Your task is to find every line in the records that holds the string "content" and copy it.
*** SUPPLIED RECORDS
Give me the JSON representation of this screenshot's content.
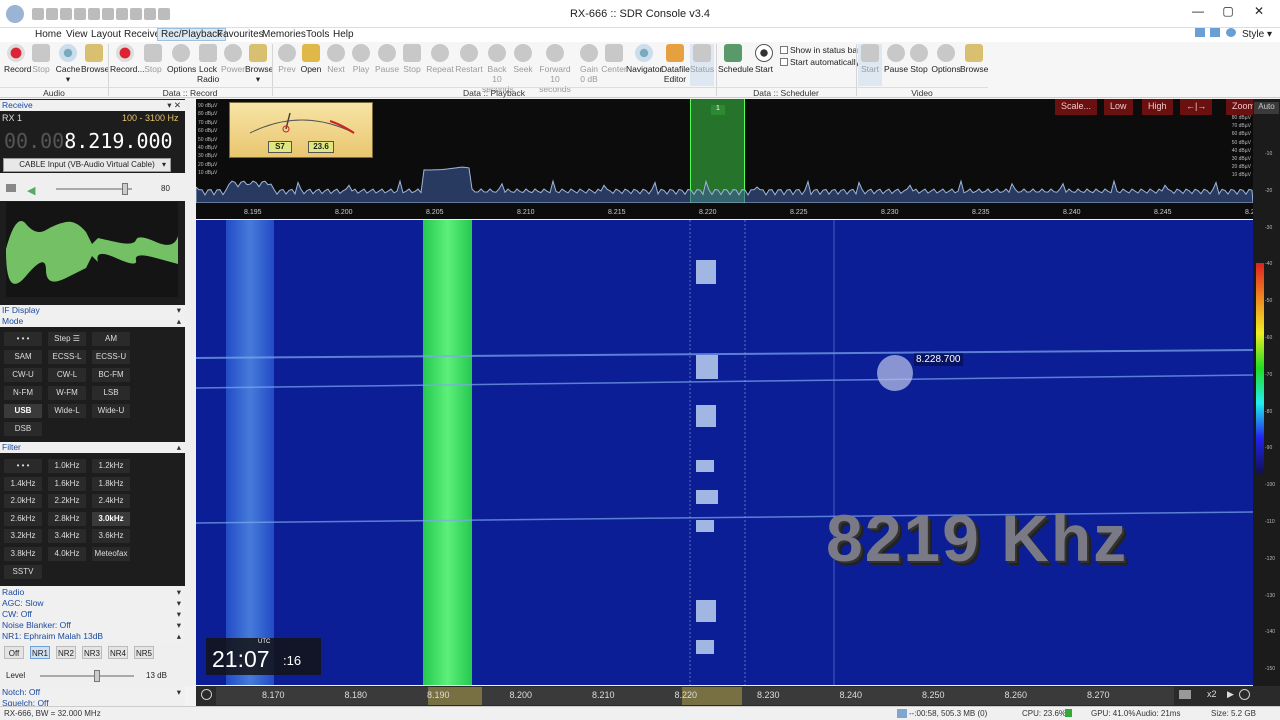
{
  "window": {
    "title": "RX-666 :: SDR Console v3.4",
    "minimize": "—",
    "restore": "▢",
    "close": "✕"
  },
  "menu": {
    "items": [
      "Home",
      "View",
      "Layout",
      "Receive",
      "Rec/Playback",
      "Favourites",
      "Memories",
      "Tools",
      "Help"
    ],
    "active": "Rec/Playback",
    "style_label": "Style"
  },
  "ribbon": {
    "buttons": {
      "record": "Record",
      "stop1": "Stop",
      "cache": "Cache",
      "browse1": "Browse",
      "record2": "Record...",
      "stop2": "Stop",
      "options": "Options",
      "lock_radio": "Lock Radio",
      "power": "Power",
      "browse2": "Browse",
      "prev": "Prev",
      "open": "Open",
      "next": "Next",
      "play": "Play",
      "pause": "Pause",
      "stop3": "Stop",
      "repeat": "Repeat",
      "restart": "Restart",
      "back10": "Back 10 seconds",
      "seek": "Seek",
      "fwd10": "Forward 10 seconds",
      "gain0": "Gain 0 dB",
      "center": "Center",
      "navigator": "Navigator",
      "datafile_editor": "Datafile Editor",
      "status": "Status",
      "schedule": "Schedule",
      "start": "Start",
      "show_status": "Show in status bar",
      "start_auto": "Start automatically",
      "vstart": "Start",
      "vpause": "Pause",
      "vstop": "Stop",
      "voptions": "Options",
      "vbrowse": "Browse"
    },
    "groups": {
      "audio": "Audio",
      "data_record": "Data :: Record",
      "data_playback": "Data :: Playback",
      "data_scheduler": "Data :: Scheduler",
      "video": "Video"
    }
  },
  "left": {
    "receive_header": "Receive",
    "rx_label": "RX 1",
    "bw_range": "100 - 3100 Hz",
    "freq_dim": "00.00",
    "freq_main": "8.219.000",
    "input_device": "CABLE Input (VB-Audio Virtual Cable)",
    "volume": "80",
    "if_display": "IF Display",
    "mode_header": "Mode",
    "mode_buttons": [
      "• • •",
      "Step ☰",
      "AM",
      "SAM",
      "ECSS-L",
      "ECSS-U",
      "CW-U",
      "CW-L",
      "BC-FM",
      "N-FM",
      "W-FM",
      "LSB",
      "USB",
      "Wide-L",
      "Wide-U",
      "DSB"
    ],
    "mode_selected": "USB",
    "filter_header": "Filter",
    "filter_buttons": [
      "• • •",
      "1.0kHz",
      "1.2kHz",
      "1.4kHz",
      "1.6kHz",
      "1.8kHz",
      "2.0kHz",
      "2.2kHz",
      "2.4kHz",
      "2.6kHz",
      "2.8kHz",
      "3.0kHz",
      "3.2kHz",
      "3.4kHz",
      "3.6kHz",
      "3.8kHz",
      "4.0kHz",
      "Meteofax",
      "SSTV"
    ],
    "filter_selected": "3.0kHz",
    "radio_header": "Radio",
    "agc": "AGC: Slow",
    "cw": "CW: Off",
    "noise_blanker": "Noise Blanker: Off",
    "nr1": "NR1: Ephraim Malah 13dB",
    "nr_buttons": [
      "Off",
      "NR1",
      "NR2",
      "NR3",
      "NR4",
      "NR5"
    ],
    "nr_selected": "NR1",
    "level_label": "Level",
    "level_value": "13 dB",
    "notch": "Notch: Off",
    "squelch": "Squelch: Off"
  },
  "spectrum": {
    "dbuv": [
      "90 dBµV",
      "80 dBµV",
      "70 dBµV",
      "60 dBµV",
      "50 dBµV",
      "40 dBµV",
      "30 dBµV",
      "20 dBµV",
      "10 dBµV"
    ],
    "dbuv_right": [
      "80 dBµV",
      "70 dBµV",
      "60 dBµV",
      "50 dBµV",
      "40 dBµV",
      "30 dBµV",
      "20 dBµV",
      "10 dBµV"
    ],
    "ticks": [
      "8.195",
      "8.200",
      "8.205",
      "8.210",
      "8.215",
      "8.220",
      "8.225",
      "8.230",
      "8.235",
      "8.240",
      "8.245",
      "8.2"
    ],
    "meter_s": "S7",
    "meter_val": "23.6",
    "marker_no": "1",
    "scale_btns": [
      "Scale...",
      "Low",
      "High",
      "←|→",
      "Zoom"
    ],
    "auto": "Auto",
    "right_scale": [
      "-10",
      "-20",
      "-30",
      "-40",
      "-50",
      "-60",
      "-70",
      "-80",
      "-90",
      "-100",
      "-110",
      "-120",
      "-130",
      "-140",
      "-150"
    ]
  },
  "waterfall": {
    "cursor_freq": "8.228.700",
    "overlay_text": "8219 Khz",
    "clock_utc": "UTC",
    "clock_hm": "21:07",
    "clock_s": ":16"
  },
  "freqaxis": {
    "ticks": [
      "8.170",
      "8.180",
      "8.190",
      "8.200",
      "8.210",
      "8.220",
      "8.230",
      "8.240",
      "8.250",
      "8.260",
      "8.270"
    ],
    "zoom": "x2"
  },
  "status": {
    "left": "RX-666, BW = 32.000 MHz",
    "rec": "--:00:58, 505.3 MB (0)",
    "cpu": "CPU: 23.6%",
    "gpu": "GPU: 41.0%",
    "audio": "Audio: 21ms",
    "size": "Size: 5.2 GB"
  },
  "colors": {
    "waterfall_bg": "#0a1a8c",
    "signal_green": "#35e85a",
    "accent_blue": "#1a4aa0"
  }
}
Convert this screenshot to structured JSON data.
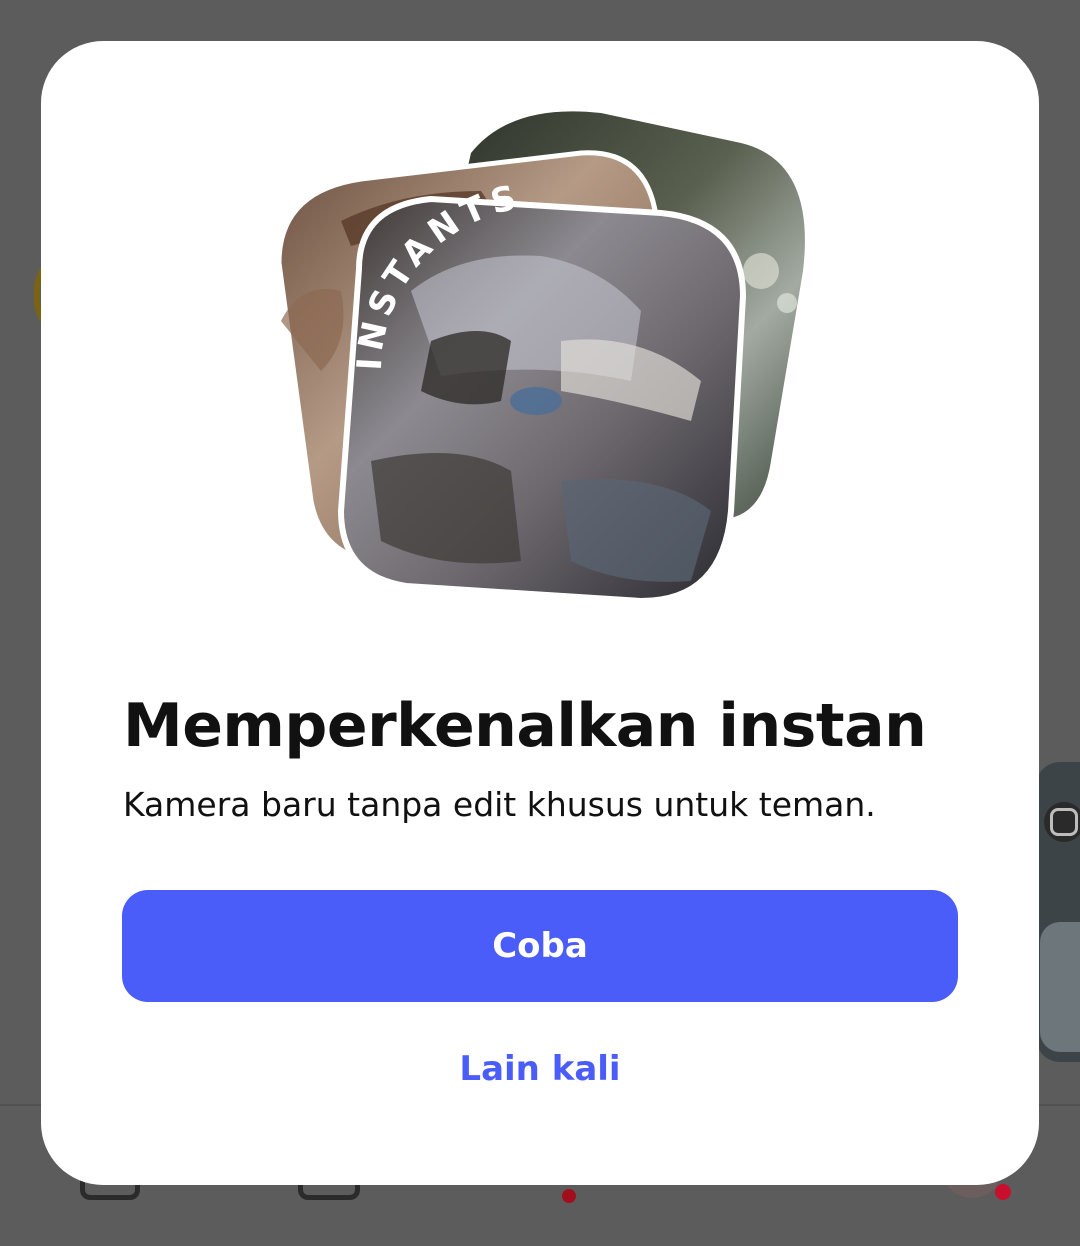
{
  "dialog": {
    "badge_text": "INSTANTS",
    "title": "Memperkenalkan instan",
    "subtitle": "Kamera baru tanpa edit khusus untuk teman.",
    "primary_button": "Coba",
    "secondary_button": "Lain kali"
  },
  "colors": {
    "accent": "#4a5df9",
    "overlay": "#5c5c5c",
    "dialog_background": "#ffffff",
    "title_text": "#111111",
    "notification_dot": "#a10f1d"
  },
  "icons": {
    "background_nav": [
      "home-icon",
      "reels-icon",
      "messages-icon",
      "search-icon",
      "profile-avatar"
    ],
    "background_side": [
      "instagram-icon"
    ]
  }
}
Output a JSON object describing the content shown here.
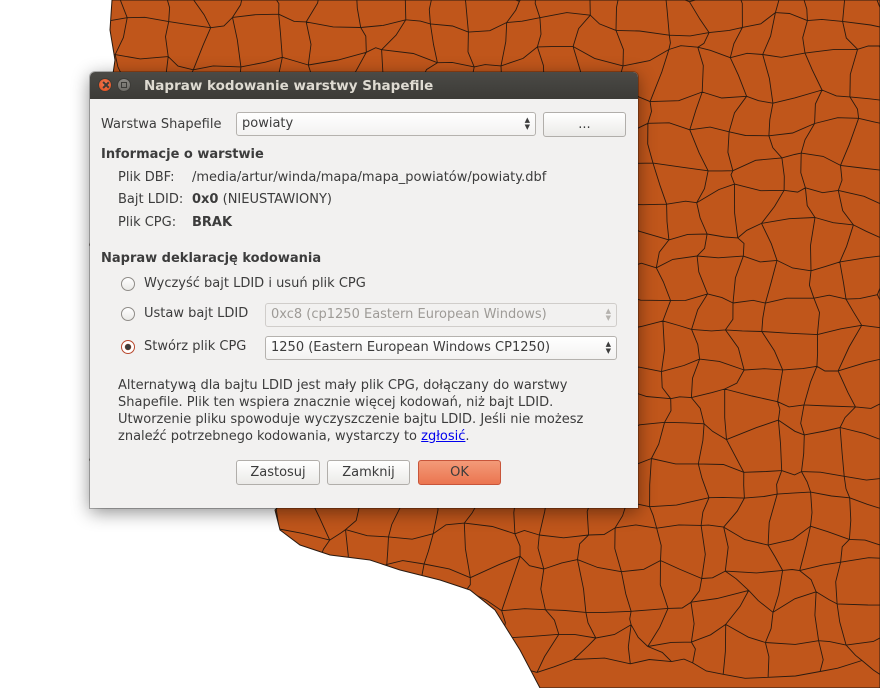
{
  "dialog": {
    "title": "Napraw kodowanie warstwy Shapefile",
    "layer_label": "Warstwa Shapefile",
    "layer_value": "powiaty",
    "browse_label": "...",
    "info_heading": "Informacje o warstwie",
    "dbf_label": "Plik DBF:",
    "dbf_value": "/media/artur/winda/mapa/mapa_powiatów/powiaty.dbf",
    "ldid_label": "Bajt LDID:",
    "ldid_value_bold": "0x0",
    "ldid_value_rest": "(NIEUSTAWIONY)",
    "cpg_label": "Plik CPG:",
    "cpg_value": "BRAK",
    "fix_heading": "Napraw deklarację kodowania",
    "options": [
      {
        "label": "Wyczyść bajt LDID i usuń plik CPG",
        "checked": false
      },
      {
        "label": "Ustaw bajt LDID",
        "checked": false,
        "combo": "0xc8 (cp1250 Eastern European Windows)",
        "enabled": false
      },
      {
        "label": "Stwórz plik CPG",
        "checked": true,
        "combo": "1250 (Eastern European Windows CP1250)",
        "enabled": true
      }
    ],
    "info_lines": [
      "Alternatywą dla bajtu LDID jest mały plik CPG, dołączany do warstwy",
      "Shapefile. Plik ten wspiera znacznie więcej kodowań, niż bajt LDID.",
      "Utworzenie pliku spowoduje wyczyszczenie bajtu LDID. Jeśli nie możesz",
      "znaleźć potrzebnego kodowania, wystarczy to"
    ],
    "info_link": "zgłosić",
    "info_end": ".",
    "buttons": {
      "apply": "Zastosuj",
      "close": "Zamknij",
      "ok": "OK"
    }
  },
  "colors": {
    "map_fill": "#c0561b",
    "map_stroke": "#2a1a10",
    "accent": "#eb7550"
  }
}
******
RESULT FOR THIS TASK |
Give me the JSON representation of this screenshot's content.
Output a JSON object describing the content shown here.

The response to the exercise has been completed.